(Data about app and page elements)
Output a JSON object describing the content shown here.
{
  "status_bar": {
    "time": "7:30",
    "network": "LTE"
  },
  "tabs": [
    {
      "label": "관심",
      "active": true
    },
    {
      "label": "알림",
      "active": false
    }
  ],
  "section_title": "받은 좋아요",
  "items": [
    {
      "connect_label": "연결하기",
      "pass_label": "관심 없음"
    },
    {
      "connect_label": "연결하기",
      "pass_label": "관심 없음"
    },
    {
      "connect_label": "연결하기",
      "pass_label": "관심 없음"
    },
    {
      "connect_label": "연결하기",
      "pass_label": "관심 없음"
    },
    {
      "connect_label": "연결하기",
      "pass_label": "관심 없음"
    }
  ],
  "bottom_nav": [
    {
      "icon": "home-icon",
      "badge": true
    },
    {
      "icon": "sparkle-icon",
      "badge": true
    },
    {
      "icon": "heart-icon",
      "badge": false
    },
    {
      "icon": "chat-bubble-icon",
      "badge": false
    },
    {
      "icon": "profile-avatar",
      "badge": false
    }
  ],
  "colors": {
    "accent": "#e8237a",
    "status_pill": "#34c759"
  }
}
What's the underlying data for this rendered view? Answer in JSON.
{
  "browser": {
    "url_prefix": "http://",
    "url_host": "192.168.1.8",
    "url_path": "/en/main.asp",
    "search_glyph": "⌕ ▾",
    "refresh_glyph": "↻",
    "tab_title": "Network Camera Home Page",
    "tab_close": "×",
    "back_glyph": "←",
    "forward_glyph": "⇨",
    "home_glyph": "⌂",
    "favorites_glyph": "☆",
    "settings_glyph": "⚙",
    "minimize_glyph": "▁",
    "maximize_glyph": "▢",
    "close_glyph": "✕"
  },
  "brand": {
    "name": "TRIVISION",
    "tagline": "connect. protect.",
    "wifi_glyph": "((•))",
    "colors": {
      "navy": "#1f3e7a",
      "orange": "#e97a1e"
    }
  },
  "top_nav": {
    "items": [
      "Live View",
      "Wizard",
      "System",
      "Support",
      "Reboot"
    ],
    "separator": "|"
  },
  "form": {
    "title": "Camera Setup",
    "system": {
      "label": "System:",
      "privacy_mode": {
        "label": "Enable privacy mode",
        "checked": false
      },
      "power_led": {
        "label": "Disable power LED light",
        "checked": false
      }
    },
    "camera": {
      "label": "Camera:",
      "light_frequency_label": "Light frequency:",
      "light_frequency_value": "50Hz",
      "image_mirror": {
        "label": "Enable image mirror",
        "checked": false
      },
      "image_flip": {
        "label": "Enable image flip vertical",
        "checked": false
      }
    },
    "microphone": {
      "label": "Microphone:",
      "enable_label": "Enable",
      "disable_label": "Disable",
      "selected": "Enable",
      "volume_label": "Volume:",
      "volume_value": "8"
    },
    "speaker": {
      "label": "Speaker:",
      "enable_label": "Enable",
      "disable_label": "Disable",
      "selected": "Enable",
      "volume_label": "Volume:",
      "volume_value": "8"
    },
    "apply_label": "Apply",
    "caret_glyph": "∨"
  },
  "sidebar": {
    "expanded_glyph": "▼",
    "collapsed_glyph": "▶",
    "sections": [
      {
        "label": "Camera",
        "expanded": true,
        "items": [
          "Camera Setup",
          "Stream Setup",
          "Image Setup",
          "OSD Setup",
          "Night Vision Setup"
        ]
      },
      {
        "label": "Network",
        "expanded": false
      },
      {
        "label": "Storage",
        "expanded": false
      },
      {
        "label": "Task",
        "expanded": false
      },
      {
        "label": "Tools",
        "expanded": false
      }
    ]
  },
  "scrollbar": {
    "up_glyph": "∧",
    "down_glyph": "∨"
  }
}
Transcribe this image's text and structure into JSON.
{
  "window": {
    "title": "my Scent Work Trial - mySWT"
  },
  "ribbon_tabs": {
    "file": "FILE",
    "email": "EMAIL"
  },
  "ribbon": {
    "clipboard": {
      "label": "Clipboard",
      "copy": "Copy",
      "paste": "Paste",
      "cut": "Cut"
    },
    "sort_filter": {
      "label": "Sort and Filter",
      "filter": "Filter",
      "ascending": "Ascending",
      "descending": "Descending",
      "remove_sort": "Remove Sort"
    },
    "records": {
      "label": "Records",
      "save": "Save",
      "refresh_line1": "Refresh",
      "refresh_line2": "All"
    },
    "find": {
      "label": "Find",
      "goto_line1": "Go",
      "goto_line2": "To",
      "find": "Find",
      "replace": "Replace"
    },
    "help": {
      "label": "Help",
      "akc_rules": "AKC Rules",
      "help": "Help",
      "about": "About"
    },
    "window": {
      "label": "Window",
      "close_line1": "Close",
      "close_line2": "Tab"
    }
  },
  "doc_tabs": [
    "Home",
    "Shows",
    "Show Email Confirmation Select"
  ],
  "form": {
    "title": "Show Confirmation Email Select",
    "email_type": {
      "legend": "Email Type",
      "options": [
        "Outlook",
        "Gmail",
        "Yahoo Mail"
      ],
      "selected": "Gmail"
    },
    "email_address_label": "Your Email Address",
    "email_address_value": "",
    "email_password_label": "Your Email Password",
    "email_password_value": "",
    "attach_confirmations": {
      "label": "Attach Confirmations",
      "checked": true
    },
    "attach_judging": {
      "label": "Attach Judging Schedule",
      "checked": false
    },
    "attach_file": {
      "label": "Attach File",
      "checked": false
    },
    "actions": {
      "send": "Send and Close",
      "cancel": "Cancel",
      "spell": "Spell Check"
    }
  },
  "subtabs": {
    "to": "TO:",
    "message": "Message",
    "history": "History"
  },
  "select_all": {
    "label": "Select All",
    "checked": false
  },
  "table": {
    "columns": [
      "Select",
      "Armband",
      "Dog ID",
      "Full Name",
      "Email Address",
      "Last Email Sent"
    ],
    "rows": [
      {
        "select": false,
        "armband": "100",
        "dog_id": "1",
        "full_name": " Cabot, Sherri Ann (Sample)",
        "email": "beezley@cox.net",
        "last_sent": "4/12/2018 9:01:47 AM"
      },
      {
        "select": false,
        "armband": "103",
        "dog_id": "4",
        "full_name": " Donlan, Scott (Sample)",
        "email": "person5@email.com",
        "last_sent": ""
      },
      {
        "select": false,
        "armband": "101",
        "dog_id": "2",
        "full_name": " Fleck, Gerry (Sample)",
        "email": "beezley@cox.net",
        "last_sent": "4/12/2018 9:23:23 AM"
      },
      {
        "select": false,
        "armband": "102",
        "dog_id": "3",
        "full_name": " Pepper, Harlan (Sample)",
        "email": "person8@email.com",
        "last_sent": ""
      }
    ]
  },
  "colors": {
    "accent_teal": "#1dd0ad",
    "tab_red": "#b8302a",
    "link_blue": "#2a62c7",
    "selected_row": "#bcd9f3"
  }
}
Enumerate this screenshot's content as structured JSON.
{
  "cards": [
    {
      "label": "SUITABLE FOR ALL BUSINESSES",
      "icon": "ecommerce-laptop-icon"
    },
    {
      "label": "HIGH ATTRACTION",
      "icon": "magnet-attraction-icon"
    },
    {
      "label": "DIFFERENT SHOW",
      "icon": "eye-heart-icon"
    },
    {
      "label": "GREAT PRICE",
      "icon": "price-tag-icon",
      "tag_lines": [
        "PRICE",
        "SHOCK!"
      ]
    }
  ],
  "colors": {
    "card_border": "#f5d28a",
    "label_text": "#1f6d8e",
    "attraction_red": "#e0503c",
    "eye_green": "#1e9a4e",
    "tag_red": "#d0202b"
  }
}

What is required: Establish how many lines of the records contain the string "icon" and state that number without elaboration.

Reply: 9